(Records contained in a dataset)

[Start of Attachment]

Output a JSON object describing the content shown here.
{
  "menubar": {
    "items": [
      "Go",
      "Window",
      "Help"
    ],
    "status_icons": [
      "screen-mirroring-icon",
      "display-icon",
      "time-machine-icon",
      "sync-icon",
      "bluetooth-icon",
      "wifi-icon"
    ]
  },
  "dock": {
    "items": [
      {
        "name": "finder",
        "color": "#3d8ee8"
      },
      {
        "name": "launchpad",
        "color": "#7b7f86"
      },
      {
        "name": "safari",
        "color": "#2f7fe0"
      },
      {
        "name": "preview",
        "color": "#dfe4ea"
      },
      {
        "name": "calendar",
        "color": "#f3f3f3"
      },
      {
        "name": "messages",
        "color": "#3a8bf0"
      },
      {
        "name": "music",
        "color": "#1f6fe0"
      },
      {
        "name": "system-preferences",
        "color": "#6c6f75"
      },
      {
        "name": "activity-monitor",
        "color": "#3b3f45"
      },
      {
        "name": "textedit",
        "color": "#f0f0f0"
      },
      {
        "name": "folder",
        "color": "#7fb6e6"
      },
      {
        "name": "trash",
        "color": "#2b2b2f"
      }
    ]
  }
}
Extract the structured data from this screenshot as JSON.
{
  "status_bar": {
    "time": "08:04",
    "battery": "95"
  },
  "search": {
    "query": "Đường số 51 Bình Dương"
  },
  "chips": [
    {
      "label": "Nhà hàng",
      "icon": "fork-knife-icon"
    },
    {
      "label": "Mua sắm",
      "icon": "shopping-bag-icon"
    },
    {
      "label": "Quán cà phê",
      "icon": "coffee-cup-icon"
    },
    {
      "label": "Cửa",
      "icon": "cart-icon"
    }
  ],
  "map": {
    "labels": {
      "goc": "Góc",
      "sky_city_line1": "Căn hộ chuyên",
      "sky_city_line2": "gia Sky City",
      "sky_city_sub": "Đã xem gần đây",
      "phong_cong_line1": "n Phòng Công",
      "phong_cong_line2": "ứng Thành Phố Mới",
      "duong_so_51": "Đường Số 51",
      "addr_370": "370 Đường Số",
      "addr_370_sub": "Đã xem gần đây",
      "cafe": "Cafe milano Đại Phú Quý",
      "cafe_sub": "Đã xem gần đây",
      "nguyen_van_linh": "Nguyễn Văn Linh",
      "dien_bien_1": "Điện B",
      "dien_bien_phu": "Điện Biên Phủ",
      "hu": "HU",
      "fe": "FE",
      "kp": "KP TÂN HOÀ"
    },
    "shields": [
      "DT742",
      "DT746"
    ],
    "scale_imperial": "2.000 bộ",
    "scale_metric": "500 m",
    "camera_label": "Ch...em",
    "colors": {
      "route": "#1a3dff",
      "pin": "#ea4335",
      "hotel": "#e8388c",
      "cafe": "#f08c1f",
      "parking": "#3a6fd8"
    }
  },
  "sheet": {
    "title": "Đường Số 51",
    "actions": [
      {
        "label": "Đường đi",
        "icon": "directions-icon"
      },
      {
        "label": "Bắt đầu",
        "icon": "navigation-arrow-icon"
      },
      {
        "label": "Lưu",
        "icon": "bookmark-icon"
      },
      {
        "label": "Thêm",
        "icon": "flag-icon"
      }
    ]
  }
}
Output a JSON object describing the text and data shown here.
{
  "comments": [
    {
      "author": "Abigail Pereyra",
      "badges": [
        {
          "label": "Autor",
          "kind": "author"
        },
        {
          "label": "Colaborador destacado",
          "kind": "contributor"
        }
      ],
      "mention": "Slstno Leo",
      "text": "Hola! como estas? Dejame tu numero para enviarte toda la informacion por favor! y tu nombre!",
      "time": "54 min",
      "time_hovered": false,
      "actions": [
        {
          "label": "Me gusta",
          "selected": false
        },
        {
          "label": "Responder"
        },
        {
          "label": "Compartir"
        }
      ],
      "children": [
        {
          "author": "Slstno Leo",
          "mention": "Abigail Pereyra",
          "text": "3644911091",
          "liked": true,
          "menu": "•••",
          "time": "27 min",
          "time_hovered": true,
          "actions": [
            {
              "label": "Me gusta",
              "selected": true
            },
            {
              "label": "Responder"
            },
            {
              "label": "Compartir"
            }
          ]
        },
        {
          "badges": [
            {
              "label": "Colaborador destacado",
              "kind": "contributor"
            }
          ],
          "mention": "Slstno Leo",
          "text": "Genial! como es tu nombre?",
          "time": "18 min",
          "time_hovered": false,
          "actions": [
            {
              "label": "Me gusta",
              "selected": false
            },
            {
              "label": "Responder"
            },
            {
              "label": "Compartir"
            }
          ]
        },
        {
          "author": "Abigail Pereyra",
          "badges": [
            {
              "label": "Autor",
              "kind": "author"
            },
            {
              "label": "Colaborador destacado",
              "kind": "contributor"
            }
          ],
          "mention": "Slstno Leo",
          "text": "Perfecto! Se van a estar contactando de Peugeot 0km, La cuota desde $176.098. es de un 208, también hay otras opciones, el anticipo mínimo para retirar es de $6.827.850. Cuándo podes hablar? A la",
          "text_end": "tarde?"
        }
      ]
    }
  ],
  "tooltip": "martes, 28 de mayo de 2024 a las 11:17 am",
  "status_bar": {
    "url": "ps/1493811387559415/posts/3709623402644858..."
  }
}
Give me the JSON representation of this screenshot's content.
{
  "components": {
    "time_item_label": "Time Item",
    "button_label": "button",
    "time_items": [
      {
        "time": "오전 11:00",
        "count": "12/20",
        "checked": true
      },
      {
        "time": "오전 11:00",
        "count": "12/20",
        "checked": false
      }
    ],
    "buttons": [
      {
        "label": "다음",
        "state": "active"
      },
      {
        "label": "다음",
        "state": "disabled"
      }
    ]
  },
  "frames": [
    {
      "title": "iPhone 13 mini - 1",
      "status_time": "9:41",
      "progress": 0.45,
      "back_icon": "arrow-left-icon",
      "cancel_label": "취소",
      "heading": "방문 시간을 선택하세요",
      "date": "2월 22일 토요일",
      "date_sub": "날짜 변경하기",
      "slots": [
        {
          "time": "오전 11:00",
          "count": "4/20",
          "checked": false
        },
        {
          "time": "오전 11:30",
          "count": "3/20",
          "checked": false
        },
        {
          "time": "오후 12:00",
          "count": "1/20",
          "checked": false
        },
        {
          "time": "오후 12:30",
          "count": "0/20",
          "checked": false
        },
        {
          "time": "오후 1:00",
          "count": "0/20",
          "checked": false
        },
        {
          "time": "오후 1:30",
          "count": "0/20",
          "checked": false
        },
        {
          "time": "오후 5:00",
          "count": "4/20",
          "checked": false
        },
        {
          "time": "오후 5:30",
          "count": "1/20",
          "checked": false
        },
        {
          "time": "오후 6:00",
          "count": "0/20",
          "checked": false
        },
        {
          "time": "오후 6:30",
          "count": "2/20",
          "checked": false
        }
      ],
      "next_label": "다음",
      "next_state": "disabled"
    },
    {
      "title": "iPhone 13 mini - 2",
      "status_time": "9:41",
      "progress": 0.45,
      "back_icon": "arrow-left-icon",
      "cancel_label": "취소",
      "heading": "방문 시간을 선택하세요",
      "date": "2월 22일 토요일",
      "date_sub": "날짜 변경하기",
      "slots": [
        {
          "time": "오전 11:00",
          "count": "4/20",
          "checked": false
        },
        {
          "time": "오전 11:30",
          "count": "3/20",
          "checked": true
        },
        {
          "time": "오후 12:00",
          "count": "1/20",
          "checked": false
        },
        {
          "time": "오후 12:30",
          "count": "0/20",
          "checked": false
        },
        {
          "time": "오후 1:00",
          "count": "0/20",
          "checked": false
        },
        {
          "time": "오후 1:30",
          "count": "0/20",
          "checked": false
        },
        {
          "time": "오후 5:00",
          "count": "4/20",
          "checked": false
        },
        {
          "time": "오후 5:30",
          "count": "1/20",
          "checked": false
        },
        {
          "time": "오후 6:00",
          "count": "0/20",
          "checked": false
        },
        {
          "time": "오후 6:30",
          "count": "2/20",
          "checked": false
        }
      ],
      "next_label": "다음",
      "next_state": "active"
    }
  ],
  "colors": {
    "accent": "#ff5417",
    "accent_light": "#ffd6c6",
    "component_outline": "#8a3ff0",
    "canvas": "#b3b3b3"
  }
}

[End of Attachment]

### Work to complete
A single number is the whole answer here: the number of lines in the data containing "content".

### The answer
2